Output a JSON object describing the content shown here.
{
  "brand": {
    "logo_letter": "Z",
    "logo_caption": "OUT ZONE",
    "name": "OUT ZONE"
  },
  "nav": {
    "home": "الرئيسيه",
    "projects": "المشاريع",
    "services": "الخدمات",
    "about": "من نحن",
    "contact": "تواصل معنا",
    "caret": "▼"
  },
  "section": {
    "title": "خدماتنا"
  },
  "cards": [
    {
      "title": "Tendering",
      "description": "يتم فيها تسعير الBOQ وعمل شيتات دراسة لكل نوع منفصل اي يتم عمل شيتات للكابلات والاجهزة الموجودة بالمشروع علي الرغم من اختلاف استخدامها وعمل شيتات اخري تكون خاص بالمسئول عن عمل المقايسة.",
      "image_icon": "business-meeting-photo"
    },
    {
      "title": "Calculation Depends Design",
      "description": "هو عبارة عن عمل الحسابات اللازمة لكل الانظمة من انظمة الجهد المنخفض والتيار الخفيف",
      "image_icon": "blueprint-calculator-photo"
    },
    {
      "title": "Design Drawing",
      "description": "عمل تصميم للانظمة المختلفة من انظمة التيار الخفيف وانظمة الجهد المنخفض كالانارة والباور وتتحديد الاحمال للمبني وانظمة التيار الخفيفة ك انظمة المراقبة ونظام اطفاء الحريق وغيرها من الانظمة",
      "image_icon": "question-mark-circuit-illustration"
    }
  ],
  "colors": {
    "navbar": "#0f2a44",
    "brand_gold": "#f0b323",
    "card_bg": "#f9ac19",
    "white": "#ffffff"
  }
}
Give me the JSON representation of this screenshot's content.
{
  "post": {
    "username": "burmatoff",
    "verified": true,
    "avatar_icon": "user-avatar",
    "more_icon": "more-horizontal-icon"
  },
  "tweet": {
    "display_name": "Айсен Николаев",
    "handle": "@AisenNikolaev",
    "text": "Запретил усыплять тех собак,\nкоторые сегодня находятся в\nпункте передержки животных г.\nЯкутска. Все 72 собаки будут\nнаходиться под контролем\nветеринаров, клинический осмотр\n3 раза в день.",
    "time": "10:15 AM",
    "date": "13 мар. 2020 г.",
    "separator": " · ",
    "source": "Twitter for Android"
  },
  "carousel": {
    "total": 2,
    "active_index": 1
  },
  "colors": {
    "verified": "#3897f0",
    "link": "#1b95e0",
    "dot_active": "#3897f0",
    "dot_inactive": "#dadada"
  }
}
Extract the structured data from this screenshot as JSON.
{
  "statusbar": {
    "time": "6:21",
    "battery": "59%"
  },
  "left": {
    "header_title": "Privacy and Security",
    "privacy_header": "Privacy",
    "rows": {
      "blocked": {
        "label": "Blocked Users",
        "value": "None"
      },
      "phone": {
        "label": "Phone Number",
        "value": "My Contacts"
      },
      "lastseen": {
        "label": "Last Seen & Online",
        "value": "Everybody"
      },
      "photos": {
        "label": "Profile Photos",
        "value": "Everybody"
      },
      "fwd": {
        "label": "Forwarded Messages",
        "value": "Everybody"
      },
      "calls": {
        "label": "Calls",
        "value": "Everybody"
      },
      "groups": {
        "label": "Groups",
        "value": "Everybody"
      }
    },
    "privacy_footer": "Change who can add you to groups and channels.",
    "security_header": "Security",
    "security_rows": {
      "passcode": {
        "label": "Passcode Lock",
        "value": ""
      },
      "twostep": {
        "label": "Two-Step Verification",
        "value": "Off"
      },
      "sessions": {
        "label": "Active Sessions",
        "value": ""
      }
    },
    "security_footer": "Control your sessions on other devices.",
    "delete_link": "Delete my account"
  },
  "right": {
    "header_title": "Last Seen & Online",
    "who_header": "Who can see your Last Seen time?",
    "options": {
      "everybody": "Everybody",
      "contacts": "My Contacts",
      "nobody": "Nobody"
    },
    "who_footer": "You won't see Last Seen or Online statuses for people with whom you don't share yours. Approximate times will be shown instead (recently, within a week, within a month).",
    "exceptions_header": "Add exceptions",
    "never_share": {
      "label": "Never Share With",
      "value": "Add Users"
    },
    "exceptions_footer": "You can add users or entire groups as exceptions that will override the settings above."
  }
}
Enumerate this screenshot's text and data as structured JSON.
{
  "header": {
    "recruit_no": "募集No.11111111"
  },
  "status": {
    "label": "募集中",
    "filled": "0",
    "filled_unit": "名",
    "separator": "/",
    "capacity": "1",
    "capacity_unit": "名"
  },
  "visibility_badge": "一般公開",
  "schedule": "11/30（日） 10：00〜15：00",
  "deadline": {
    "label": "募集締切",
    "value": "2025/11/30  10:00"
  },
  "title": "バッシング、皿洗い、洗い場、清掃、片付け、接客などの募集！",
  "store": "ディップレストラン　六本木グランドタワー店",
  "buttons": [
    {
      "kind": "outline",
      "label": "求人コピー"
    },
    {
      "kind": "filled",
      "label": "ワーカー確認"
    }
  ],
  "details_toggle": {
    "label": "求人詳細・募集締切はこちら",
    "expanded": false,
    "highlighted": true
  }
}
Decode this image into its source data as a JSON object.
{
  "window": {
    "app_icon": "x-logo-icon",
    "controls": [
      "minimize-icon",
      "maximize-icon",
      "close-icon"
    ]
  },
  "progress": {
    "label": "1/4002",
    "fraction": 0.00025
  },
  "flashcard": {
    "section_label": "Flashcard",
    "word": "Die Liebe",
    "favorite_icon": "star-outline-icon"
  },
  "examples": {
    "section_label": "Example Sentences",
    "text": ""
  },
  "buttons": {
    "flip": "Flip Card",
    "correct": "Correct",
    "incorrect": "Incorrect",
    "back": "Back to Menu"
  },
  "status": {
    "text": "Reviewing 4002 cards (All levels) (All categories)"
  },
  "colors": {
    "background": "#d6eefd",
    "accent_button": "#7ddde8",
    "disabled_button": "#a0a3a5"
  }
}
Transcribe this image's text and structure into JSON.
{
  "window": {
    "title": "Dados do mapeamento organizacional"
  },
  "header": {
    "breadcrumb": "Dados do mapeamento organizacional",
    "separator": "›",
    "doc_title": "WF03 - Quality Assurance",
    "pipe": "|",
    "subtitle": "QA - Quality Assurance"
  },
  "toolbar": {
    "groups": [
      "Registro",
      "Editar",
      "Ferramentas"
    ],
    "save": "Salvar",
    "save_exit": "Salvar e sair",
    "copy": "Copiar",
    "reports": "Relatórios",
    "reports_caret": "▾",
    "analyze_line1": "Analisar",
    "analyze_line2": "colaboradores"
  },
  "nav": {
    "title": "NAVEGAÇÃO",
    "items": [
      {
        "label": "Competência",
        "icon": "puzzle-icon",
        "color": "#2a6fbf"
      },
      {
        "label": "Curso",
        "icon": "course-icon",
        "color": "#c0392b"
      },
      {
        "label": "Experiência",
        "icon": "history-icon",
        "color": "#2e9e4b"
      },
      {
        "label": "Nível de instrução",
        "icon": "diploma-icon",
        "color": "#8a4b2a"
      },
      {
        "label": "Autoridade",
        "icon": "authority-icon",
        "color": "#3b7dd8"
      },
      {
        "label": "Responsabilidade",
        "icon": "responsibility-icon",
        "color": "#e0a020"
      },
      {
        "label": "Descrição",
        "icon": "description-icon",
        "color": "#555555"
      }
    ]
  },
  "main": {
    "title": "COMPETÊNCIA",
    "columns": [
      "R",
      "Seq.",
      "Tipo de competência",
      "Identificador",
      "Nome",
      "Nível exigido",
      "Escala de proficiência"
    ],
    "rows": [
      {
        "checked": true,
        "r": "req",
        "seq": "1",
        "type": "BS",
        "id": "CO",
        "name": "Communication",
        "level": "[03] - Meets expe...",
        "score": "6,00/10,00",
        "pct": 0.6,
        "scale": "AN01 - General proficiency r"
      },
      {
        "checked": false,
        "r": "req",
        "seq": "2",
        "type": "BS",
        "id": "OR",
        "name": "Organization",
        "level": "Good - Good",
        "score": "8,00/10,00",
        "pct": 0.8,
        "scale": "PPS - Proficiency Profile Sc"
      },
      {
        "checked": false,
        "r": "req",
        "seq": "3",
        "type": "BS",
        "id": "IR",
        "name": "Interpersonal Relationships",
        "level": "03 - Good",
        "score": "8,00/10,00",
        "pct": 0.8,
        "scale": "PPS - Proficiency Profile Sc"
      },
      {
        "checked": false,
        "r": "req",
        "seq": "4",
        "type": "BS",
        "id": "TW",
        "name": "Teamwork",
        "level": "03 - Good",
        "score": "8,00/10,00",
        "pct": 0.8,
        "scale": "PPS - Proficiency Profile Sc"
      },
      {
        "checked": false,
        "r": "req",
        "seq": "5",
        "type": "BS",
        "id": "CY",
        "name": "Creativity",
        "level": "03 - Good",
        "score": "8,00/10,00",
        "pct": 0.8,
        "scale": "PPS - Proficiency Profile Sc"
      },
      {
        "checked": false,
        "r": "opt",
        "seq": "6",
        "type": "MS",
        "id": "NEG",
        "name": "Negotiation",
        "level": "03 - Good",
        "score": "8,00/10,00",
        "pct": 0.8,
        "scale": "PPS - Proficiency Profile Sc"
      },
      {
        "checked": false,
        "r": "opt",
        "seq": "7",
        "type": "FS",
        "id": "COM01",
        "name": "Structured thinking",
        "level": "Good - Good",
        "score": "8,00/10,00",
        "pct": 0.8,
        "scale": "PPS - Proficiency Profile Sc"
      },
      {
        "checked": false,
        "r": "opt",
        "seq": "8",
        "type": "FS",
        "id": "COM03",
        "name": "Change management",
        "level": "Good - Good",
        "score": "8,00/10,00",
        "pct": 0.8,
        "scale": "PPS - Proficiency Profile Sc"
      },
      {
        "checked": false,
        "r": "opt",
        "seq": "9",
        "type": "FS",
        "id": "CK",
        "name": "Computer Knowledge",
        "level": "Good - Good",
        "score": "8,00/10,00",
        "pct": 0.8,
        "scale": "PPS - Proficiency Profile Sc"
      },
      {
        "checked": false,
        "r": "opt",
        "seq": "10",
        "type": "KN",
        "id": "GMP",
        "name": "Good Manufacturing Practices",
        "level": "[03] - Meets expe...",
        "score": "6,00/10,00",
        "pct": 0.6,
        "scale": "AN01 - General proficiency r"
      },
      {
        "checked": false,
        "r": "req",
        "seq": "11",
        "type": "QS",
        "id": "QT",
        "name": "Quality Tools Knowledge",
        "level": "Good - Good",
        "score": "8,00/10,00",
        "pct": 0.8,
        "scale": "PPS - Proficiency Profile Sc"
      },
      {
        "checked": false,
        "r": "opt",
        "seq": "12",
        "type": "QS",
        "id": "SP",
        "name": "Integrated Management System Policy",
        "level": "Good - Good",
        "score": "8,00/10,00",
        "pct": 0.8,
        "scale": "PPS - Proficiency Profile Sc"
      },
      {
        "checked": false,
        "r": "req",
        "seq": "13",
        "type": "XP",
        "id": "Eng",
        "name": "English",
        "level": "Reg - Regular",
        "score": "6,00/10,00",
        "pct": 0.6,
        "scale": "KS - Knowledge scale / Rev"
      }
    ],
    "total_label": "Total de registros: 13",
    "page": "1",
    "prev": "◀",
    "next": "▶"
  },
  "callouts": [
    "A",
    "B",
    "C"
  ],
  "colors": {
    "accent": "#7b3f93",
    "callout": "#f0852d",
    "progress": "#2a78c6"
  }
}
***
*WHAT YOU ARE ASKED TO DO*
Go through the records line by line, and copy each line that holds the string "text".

*ANSWER SPACE*
    "text": "Запретил усыплять тех собак,\nкоторые сегодня находятся в\nпункте передержки животных г.\nЯкутска. Все 72 собаки будут\nнаходиться под контролем\nветеринаров, клинический осмотр\n3 раза в день.",
Enumerate this screenshot's text and data as structured JSON.
    "text": ""
    "text": "Reviewing 4002 cards (All levels) (All categories)"
Transcribe this image's text and structure into JSON.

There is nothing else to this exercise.